(Dataset rows for apps and sites)
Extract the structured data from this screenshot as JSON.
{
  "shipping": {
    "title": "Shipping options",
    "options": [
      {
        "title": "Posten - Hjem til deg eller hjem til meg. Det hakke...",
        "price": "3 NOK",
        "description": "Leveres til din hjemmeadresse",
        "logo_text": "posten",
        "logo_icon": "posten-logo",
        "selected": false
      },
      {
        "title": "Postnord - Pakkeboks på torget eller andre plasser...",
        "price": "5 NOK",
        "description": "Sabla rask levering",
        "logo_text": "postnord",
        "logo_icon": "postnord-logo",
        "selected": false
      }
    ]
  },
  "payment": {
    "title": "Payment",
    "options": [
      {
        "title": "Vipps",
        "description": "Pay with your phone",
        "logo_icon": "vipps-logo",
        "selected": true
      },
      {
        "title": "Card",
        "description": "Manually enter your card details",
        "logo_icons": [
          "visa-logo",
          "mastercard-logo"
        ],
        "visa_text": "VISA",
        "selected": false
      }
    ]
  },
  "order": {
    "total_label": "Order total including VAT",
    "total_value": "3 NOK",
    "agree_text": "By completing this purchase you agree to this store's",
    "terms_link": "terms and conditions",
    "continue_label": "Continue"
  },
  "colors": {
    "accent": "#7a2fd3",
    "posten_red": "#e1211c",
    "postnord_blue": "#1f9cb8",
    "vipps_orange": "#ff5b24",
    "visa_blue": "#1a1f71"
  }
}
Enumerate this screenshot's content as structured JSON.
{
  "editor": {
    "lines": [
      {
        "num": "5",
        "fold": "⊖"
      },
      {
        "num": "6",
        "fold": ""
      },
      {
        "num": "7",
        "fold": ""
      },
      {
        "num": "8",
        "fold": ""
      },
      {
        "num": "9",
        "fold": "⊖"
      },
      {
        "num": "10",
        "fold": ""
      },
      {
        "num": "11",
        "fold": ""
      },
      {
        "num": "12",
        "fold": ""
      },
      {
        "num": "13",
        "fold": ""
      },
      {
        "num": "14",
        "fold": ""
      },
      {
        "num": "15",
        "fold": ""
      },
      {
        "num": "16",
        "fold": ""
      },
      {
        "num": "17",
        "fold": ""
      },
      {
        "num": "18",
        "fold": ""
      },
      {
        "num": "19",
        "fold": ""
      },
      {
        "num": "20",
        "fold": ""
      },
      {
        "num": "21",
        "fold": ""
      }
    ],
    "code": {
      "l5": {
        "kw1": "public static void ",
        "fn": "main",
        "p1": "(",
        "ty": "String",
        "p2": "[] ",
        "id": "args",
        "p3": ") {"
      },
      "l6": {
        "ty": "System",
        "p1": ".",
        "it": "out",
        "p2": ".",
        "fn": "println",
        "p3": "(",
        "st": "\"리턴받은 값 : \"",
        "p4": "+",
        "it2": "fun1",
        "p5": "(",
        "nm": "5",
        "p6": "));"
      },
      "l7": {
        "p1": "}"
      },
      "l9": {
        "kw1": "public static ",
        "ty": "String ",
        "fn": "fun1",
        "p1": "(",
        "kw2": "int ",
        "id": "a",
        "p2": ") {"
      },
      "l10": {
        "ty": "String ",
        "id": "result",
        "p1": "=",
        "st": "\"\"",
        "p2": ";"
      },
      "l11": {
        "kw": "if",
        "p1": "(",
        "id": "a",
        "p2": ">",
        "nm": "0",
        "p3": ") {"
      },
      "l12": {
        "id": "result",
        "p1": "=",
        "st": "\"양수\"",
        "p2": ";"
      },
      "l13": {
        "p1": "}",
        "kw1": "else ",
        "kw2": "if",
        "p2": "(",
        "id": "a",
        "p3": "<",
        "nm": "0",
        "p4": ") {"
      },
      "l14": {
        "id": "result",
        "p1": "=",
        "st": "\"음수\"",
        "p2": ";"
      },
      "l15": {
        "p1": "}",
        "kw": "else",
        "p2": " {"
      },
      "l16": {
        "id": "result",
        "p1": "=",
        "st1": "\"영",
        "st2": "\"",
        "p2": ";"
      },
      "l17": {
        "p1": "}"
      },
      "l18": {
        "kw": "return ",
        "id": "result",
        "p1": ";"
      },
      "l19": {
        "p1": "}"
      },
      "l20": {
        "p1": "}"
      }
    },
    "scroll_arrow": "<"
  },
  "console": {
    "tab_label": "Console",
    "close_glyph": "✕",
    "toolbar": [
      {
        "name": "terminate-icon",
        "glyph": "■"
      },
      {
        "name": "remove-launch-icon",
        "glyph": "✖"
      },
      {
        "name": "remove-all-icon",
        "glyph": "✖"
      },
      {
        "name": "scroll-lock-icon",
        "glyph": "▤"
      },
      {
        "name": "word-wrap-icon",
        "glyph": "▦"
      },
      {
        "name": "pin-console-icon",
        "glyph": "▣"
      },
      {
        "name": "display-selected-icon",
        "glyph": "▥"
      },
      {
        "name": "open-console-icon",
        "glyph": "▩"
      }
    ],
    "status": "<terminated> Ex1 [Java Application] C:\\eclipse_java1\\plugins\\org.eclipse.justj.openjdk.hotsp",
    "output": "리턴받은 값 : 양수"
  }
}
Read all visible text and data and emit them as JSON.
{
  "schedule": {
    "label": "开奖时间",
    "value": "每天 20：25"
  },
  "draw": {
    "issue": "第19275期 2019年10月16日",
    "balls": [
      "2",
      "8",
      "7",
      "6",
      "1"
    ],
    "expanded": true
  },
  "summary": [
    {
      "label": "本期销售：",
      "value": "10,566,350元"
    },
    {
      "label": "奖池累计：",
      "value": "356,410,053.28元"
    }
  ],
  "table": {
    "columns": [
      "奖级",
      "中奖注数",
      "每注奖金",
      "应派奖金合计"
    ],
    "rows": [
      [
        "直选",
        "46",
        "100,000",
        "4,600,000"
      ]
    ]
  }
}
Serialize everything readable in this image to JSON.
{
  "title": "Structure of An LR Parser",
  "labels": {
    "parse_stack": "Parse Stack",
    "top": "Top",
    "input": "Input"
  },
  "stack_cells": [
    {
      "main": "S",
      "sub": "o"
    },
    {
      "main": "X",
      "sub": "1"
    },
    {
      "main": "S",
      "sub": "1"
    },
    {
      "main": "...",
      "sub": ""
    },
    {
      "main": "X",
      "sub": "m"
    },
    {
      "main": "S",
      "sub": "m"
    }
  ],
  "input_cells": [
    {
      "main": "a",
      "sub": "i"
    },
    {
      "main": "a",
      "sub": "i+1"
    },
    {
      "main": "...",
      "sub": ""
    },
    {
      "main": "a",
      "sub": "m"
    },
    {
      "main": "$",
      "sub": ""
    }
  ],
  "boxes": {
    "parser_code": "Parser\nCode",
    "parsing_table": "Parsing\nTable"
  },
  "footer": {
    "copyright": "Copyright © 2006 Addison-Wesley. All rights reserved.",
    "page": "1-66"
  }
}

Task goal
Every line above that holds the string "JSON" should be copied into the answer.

Answer section
Extract the structured data from this screenshot as JSON.
Enumerate this screenshot's content as structured JSON.
Read all visible text and data and emit them as JSON.
Serialize everything readable in this image to JSON.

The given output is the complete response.